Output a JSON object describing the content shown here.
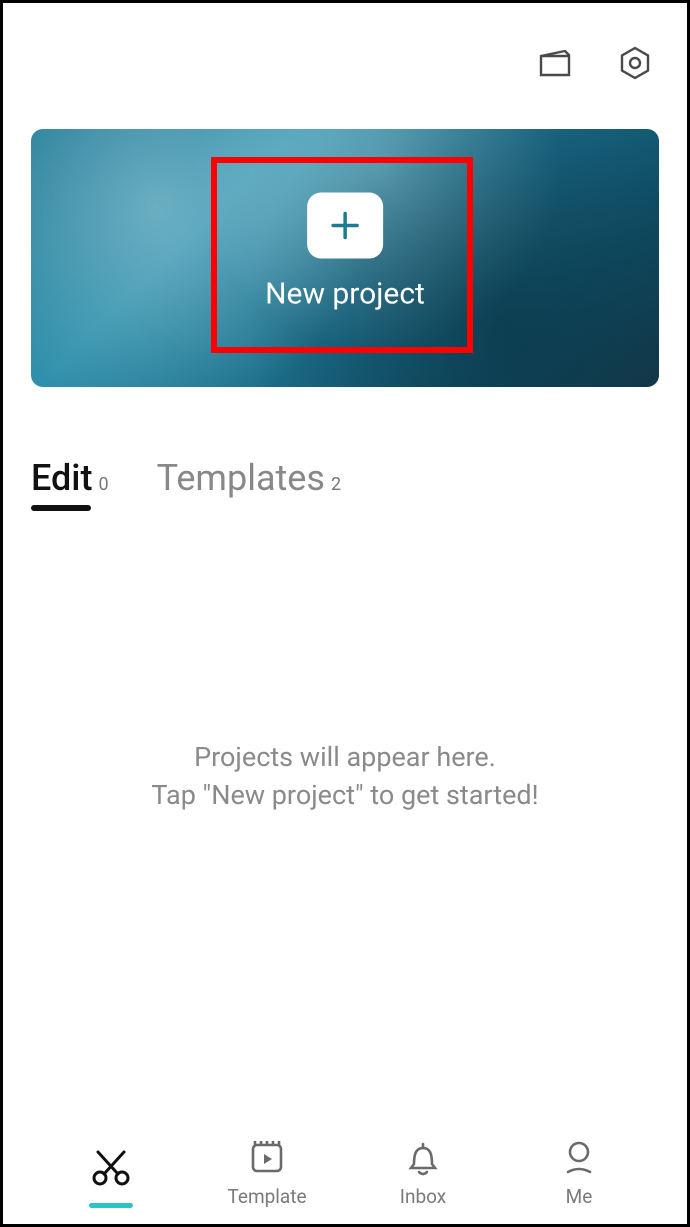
{
  "hero": {
    "new_project_label": "New project"
  },
  "tabs": {
    "edit": {
      "label": "Edit",
      "count": "0"
    },
    "templates": {
      "label": "Templates",
      "count": "2"
    }
  },
  "empty_state": {
    "line1": "Projects will appear here.",
    "line2": "Tap \"New project\" to get started!"
  },
  "bottom_nav": {
    "edit": "",
    "template": "Template",
    "inbox": "Inbox",
    "me": "Me"
  }
}
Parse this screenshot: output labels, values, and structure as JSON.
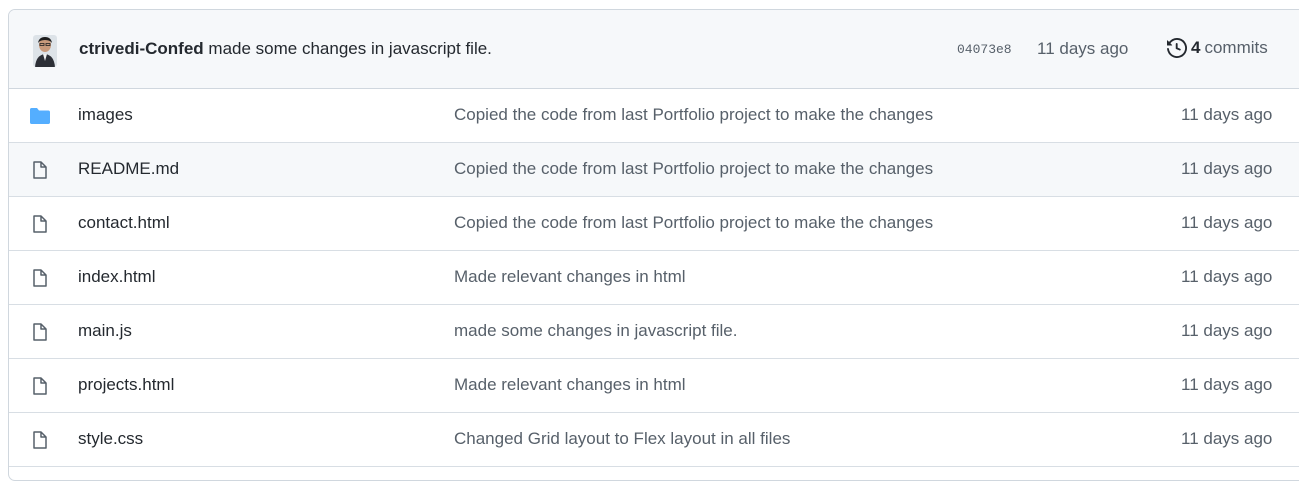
{
  "latest_commit": {
    "author": "ctrivedi-Confed",
    "message": "made some changes in javascript file.",
    "sha": "04073e8",
    "age": "11 days ago",
    "history_icon": "history-icon",
    "commit_count": "4",
    "commit_label": "commits"
  },
  "files": [
    {
      "type": "folder",
      "icon": "folder-icon",
      "name": "images",
      "commit": "Copied the code from last Portfolio project to make the changes",
      "age": "11 days ago"
    },
    {
      "type": "file",
      "icon": "file-icon",
      "name": "README.md",
      "commit": "Copied the code from last Portfolio project to make the changes",
      "age": "11 days ago"
    },
    {
      "type": "file",
      "icon": "file-icon",
      "name": "contact.html",
      "commit": "Copied the code from last Portfolio project to make the changes",
      "age": "11 days ago"
    },
    {
      "type": "file",
      "icon": "file-icon",
      "name": "index.html",
      "commit": "Made relevant changes in html",
      "age": "11 days ago"
    },
    {
      "type": "file",
      "icon": "file-icon",
      "name": "main.js",
      "commit": "made some changes in javascript file.",
      "age": "11 days ago"
    },
    {
      "type": "file",
      "icon": "file-icon",
      "name": "projects.html",
      "commit": "Made relevant changes in html",
      "age": "11 days ago"
    },
    {
      "type": "file",
      "icon": "file-icon",
      "name": "style.css",
      "commit": "Changed Grid layout to Flex layout in all files",
      "age": "11 days ago"
    }
  ],
  "colors": {
    "folder": "#54aeff",
    "text": "#24292f",
    "muted": "#57606a",
    "header_bg": "#f6f8fa",
    "border": "#d0d7de"
  }
}
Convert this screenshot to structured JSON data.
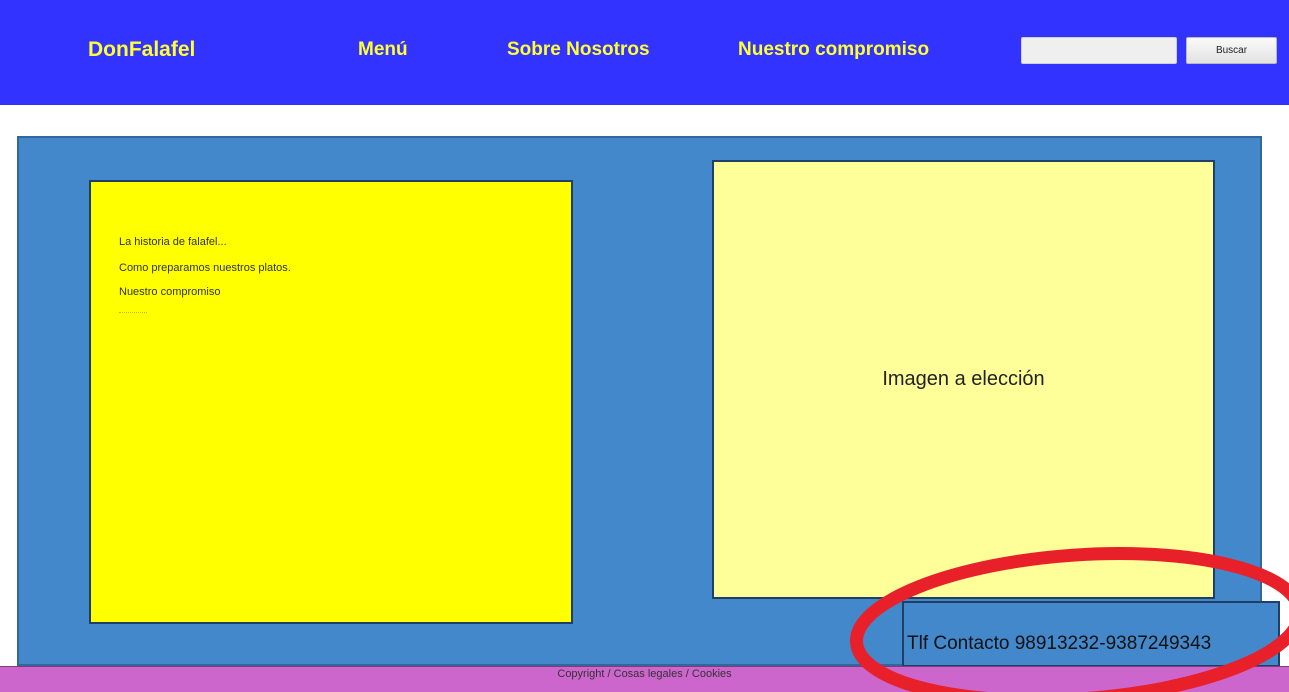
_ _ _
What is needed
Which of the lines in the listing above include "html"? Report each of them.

Problem solution
      "name": "contact.html",
      "name": "index.html",
      "commit": "Made relevant changes in html",
      "name": "projects.html",
      "commit": "Made relevant changes in html",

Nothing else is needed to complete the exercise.